When you're looking at aluminium, for example, it takes a ton of energy to make aluminium, right? So the price of energy is going to necessarily affect the price of aluminium. It's overrepresented in the entire basket. So if you want to track commodities, what you are really tracking is gas.
The other thing that's happening right now, particularly energy, is subject to what we'd call a secular shift. This is a change in technology that has nothing to do with the underlying market. So right now, fracking technology has changed the way we extract natural gas and oil.
That means when you get periods like this, 2014, 2015, Saudi Arabia, American frackers are competing to drive the price of oil down. That's not really part of the overall inflation picture. That's volatility in technology that has absolutely nothing to do with the rest of the picture of inflation.
So Francisco Blanch, he's a commodities analyst for Bank of America Merrill Lynch, told me that another problem with this measure is that not only is energy becoming more volatile, it's a smaller and smaller part of the basket of what we buy. People are becoming more energy efficient. That's only going to increase in the future.

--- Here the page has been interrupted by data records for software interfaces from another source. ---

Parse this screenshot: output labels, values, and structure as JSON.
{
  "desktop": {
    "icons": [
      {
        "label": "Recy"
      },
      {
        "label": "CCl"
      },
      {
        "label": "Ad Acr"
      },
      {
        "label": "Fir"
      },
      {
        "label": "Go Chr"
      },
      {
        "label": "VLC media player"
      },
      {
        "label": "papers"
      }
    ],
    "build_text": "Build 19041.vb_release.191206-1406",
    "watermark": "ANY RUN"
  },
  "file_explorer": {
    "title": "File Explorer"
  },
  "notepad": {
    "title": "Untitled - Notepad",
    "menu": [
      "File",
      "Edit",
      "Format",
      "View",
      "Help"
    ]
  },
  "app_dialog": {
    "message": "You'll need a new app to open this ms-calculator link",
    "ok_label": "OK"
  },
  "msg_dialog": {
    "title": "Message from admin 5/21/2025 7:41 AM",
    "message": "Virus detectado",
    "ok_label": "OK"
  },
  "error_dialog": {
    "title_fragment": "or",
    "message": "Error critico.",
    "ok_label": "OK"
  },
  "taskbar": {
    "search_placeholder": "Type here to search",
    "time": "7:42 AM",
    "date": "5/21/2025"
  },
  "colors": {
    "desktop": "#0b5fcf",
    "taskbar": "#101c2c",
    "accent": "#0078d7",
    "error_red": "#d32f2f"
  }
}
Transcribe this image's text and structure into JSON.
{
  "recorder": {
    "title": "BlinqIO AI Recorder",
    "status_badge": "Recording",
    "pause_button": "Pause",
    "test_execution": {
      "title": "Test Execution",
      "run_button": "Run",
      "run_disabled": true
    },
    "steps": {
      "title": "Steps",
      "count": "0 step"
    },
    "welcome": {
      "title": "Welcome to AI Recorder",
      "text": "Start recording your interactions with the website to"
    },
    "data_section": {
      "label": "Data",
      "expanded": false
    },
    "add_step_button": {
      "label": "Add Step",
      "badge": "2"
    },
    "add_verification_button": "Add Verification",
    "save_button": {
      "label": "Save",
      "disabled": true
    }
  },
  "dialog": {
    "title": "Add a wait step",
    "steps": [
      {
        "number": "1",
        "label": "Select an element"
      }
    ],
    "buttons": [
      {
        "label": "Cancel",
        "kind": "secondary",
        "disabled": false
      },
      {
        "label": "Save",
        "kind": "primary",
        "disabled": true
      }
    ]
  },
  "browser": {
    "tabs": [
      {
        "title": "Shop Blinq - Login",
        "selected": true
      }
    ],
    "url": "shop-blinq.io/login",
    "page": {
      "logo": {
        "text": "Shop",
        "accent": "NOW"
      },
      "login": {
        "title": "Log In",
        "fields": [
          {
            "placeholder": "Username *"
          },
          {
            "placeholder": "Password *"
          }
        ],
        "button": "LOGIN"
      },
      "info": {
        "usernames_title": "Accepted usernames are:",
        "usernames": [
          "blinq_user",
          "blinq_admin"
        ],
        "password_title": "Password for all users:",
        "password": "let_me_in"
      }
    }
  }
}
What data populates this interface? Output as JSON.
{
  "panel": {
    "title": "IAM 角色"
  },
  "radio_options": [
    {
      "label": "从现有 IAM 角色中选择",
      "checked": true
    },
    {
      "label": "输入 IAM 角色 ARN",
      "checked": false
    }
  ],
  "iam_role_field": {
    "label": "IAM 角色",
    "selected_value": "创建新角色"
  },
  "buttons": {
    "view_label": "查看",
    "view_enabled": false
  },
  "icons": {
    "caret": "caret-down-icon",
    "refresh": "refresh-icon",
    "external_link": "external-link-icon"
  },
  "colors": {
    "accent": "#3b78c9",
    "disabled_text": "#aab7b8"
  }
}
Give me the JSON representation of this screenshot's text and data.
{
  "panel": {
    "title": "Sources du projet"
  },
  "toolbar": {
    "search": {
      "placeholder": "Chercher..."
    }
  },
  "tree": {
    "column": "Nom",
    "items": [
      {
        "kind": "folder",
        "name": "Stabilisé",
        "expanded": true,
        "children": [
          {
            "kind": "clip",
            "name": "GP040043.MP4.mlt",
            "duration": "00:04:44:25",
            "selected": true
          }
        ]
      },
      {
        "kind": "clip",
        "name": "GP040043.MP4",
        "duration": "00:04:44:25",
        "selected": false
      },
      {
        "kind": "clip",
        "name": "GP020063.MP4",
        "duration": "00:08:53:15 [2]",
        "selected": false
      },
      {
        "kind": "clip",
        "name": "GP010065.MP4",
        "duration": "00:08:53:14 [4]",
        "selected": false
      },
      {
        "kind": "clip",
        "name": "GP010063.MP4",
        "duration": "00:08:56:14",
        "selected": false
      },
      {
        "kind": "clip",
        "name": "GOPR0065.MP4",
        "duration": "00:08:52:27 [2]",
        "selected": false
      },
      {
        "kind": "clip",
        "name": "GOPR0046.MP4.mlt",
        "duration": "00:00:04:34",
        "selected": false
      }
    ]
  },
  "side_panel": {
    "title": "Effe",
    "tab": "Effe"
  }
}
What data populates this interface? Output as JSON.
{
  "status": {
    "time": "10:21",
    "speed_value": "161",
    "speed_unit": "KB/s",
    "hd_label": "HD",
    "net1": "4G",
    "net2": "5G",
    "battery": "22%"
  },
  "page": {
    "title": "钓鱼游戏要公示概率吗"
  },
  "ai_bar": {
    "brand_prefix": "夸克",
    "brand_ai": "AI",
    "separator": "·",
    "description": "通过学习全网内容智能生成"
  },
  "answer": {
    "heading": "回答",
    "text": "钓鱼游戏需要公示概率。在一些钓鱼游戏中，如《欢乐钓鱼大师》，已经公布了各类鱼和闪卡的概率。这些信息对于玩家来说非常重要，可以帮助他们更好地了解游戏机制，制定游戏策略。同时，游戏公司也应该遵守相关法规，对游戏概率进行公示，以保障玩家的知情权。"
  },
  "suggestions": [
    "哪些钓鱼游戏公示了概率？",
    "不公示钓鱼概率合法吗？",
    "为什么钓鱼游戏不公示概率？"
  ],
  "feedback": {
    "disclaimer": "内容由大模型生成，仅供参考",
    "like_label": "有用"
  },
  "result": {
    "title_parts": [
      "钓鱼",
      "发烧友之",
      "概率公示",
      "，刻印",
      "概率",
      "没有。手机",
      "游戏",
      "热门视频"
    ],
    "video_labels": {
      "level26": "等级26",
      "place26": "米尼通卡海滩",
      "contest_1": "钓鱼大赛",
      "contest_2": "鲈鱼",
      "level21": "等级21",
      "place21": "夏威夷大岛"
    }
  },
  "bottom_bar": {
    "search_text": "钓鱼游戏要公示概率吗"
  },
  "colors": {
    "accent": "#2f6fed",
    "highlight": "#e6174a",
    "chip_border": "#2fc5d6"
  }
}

So you have a measure that is subject to political risk. It's mostly gasoline. It's got these secular shifts going on with technology. It is a smaller and more volatile part of the things that we buy. And this is what Stephen Moore wants to measure.
Now, the Fed does look at commodities, and in particular energy prices, when it's thinking about inflation more broadly. It's one small part of what they're considering. They've said that in their public statements.
But this gives us a clue to what Stephen Moore might be thinking. I don't have a channel into his brain. Energy prices in particular are dragging down this broader commodities basket to what you could technically call deflation. Prices are actually decreasing.
What normally happens when central banks see deflation is that they freak out. They're very accommodating. They'll do anything they can to help the economy grow.
So given that energy prices, or commodity prices, are volatile and growing even more volatile, given the fact that it is a small part of the basket, getting even smaller of what we buy, given the fact that it's subject to political risk, given the fact that it's mostly gasoline, given the fact that there are technological shifts, we have to decide. Is Stephen Moore interested in the best way to measure inflation? Or is he inflation shopping?